A second boy, as native an Arizonan as Ann herself, had worked hard to be as surprising as the first. He was loud, brash, and full of ideas that would spill out and break apart on contact with the world. He had learned to temper his volume over the years, but it was still the sound of him that led her through the fog sometimes, seeming to shout while the other voices were hushed, beating a drum and secretly weeping that no one was listening.

The others were more distant, but no less important to her. Sweet Lorelai, who played piano and had no idea how much the others had loved her. Shy Sherry, who tried to pretend they didn't really know her, afraid they would drive her off if they did, and never understanding that they never would. David, who came and went like a cat, caring for them, but not belonging to them. Ron, whose gentleness could shame them all into behaving better when nothing else could.

She followed them all, listening and watching, tuning in for the important moments. A marriage here, a new child there; things she would never have on her own, she shared with her friends. And somehow, without words to express it, they knew. She could hear them whisper her name when they felt joy: "Ann, I hope you can feel this, too."

They often felt pity for her, but she avoided that. When they thought of her, and their minds turned to what she would have been without the disease, she fled back through the fog and stayed in her shell on the bed in that room. She fought harder against the self-pity than she had against the fog. There was no need to dwell on her intentions; her plans to do social work, and to volunteer to hold the crack babies in the orphan's ward. No need to grieve for the lost husband and children she had dreamt of. What was the point of that?

She knew better than to start asking that question. "What is the point?" someone would ask on those nights in the living room, and the debate would rage until dawn. They never found an answer they could put into words. They could never even agree that there was an answer. So when the fog left her lying starkly open on the bed, staring at the face of God in the stucco pattern on the ceiling, she would ride the question - "What is the point?" - like a cresting wave, and let the foam of the old conversations and the arguing voices of her friends carry her down the other side.

There was wisdom there, she knew. It was ancient and new; both Real and Ideal. It was the Tao; it was salvation. Everything that their group had been, that was life. There was no point to their spontaneous chatter in the wee hours, but it was thrilling and vibrant. Sometimes they had learned things, most times they didn't. Either way, it was life, and life needs no point. Life moves, even when your body can't, and only a fool throws what little they have away.

So Ann lay in the bed on her 35th birthday, and let her mind wander to those who loved her across years; she loved them back, and held on, knowing that whatever the reasons were, they didn't matter.

1 comment:

katd30 said...

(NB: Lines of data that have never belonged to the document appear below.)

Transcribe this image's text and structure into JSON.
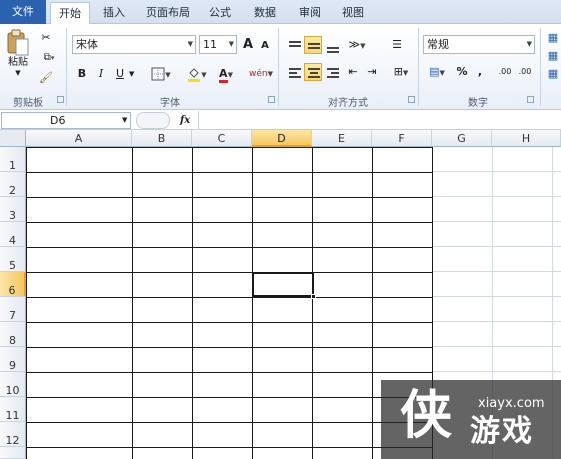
{
  "tabs": [
    {
      "id": "file",
      "label": "文件"
    },
    {
      "id": "home",
      "label": "开始"
    },
    {
      "id": "insert",
      "label": "插入"
    },
    {
      "id": "layout",
      "label": "页面布局"
    },
    {
      "id": "formula",
      "label": "公式"
    },
    {
      "id": "data",
      "label": "数据"
    },
    {
      "id": "review",
      "label": "审阅"
    },
    {
      "id": "view",
      "label": "视图"
    }
  ],
  "ribbon": {
    "clipboard": {
      "label": "剪贴板",
      "paste_label": "粘贴"
    },
    "font": {
      "label": "字体",
      "font_name": "宋体",
      "font_size": "11",
      "bold": "B",
      "italic": "I",
      "underline": "U",
      "grow": "A",
      "shrink": "A",
      "font_color": "A",
      "phonetic": "wén"
    },
    "alignment": {
      "label": "对齐方式"
    },
    "number": {
      "label": "数字",
      "format": "常规",
      "percent": "%",
      "comma": ",",
      "inc_decimal": ".00",
      "dec_decimal": ".00"
    }
  },
  "formula_bar": {
    "name_box": "D6",
    "fx": "fx",
    "value": ""
  },
  "columns": [
    "A",
    "B",
    "C",
    "D",
    "E",
    "F",
    "G",
    "H"
  ],
  "rows": [
    "1",
    "2",
    "3",
    "4",
    "5",
    "6",
    "7",
    "8",
    "9",
    "10",
    "11",
    "12"
  ],
  "selection": {
    "cell": "D6",
    "column": "D",
    "row": "6"
  },
  "colors": {
    "file_tab": "#2a62b0",
    "selected_header": "#f5c85e",
    "border": "#1a1a1a"
  },
  "watermark": {
    "logo": "侠",
    "site": "xiayx.com",
    "text": "游戏"
  }
}
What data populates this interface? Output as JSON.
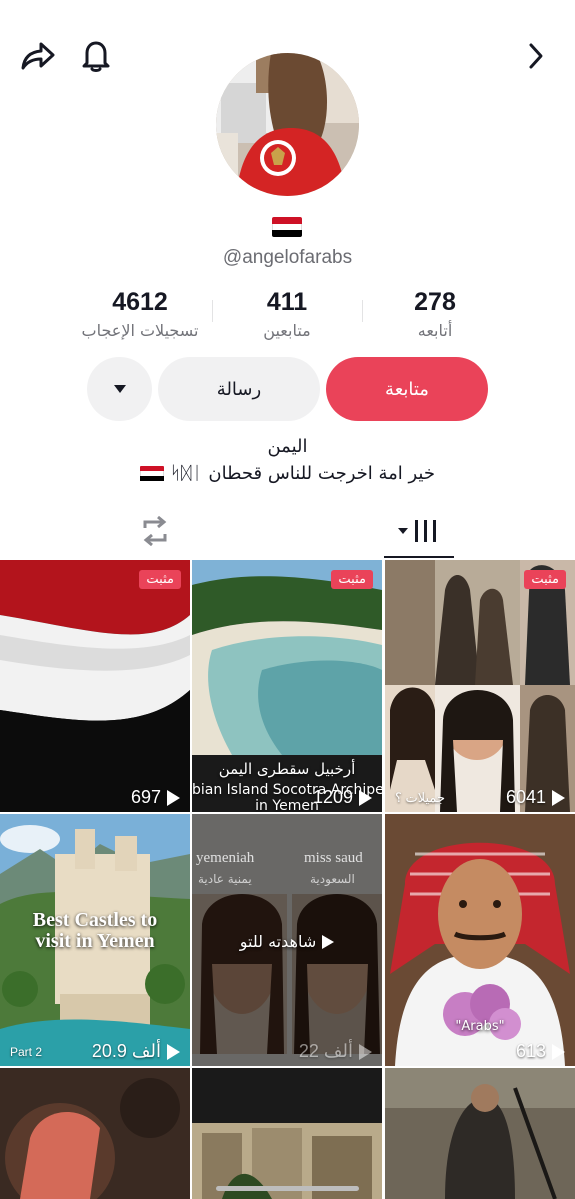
{
  "profile": {
    "username": "@angelofarabs",
    "flag_colors": [
      "#ce1126",
      "#ffffff",
      "#000000"
    ]
  },
  "stats": {
    "likes": {
      "value": "4612",
      "label": "تسجيلات الإعجاب"
    },
    "followers": {
      "value": "411",
      "label": "متابعين"
    },
    "following": {
      "value": "278",
      "label": "أتابعه"
    }
  },
  "buttons": {
    "follow_label": "متابعة",
    "message_label": "رسالة",
    "follow_color": "#ea4359"
  },
  "bio": {
    "line1": "اليمن",
    "line2": "خير امة اخرجت للناس قحطان",
    "line2_glyphs": "ᛋᛞᛁ"
  },
  "icons": {
    "share": "share-icon",
    "bell": "bell-icon",
    "next": "chevron-right-icon",
    "repost": "repost-icon",
    "videos": "videos-grid-icon",
    "more": "chevron-down-icon"
  },
  "videos": [
    {
      "views": "697",
      "pinned": true,
      "pin_label": "مثبت"
    },
    {
      "views": "1209",
      "pinned": true,
      "pin_label": "مثبت",
      "caption_ar": "أرخبيل سقطرى اليمن",
      "caption_en1": "bian Island Socotra Archipel",
      "caption_en2": "in Yemen"
    },
    {
      "views": "6041",
      "pinned": true,
      "pin_label": "مثبت",
      "caption_ar": "جميلات ؟"
    },
    {
      "views": "20.9 ألف",
      "pinned": false,
      "title": "Best Castles to visit in Yemen",
      "part": "Part 2"
    },
    {
      "views": "22 ألف",
      "pinned": false,
      "overlay": "شاهدته للتو",
      "top_left": "yemeniah",
      "top_right": "miss saud",
      "sub_left": "يمنية عادية",
      "sub_right": "السعودية"
    },
    {
      "views": "613",
      "pinned": false,
      "caption_en": "\"Arabs\""
    },
    {
      "views": "",
      "pinned": false
    },
    {
      "views": "",
      "pinned": false
    },
    {
      "views": "",
      "pinned": false
    }
  ]
}
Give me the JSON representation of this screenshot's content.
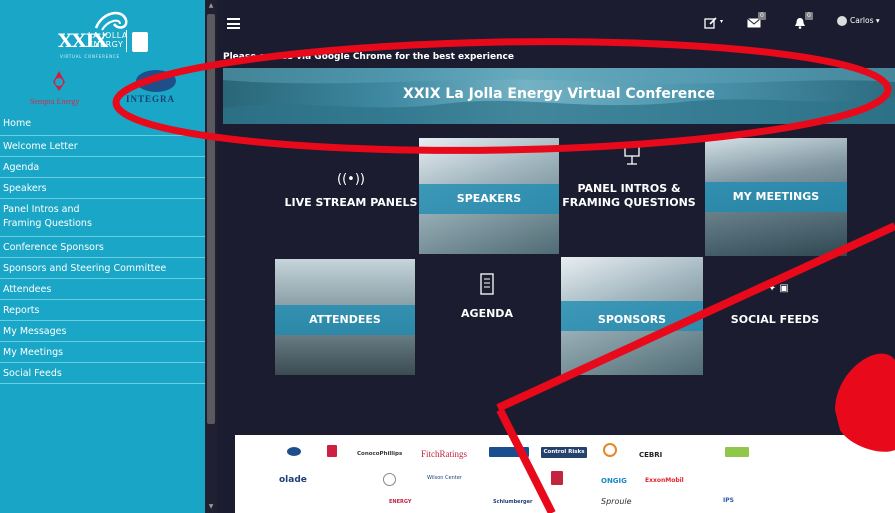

I know I'm commenting a little late, but I just found everybody. That was one of the most beautiful things I have ever read. I knew Karen was sick, but I didn't know to what degree. I'm glad you kept in contact with her and your "group". I spent a lot of time trying to find everyone and when I did, I wasn't sure anyone would want to keep in contact with me.

Kathy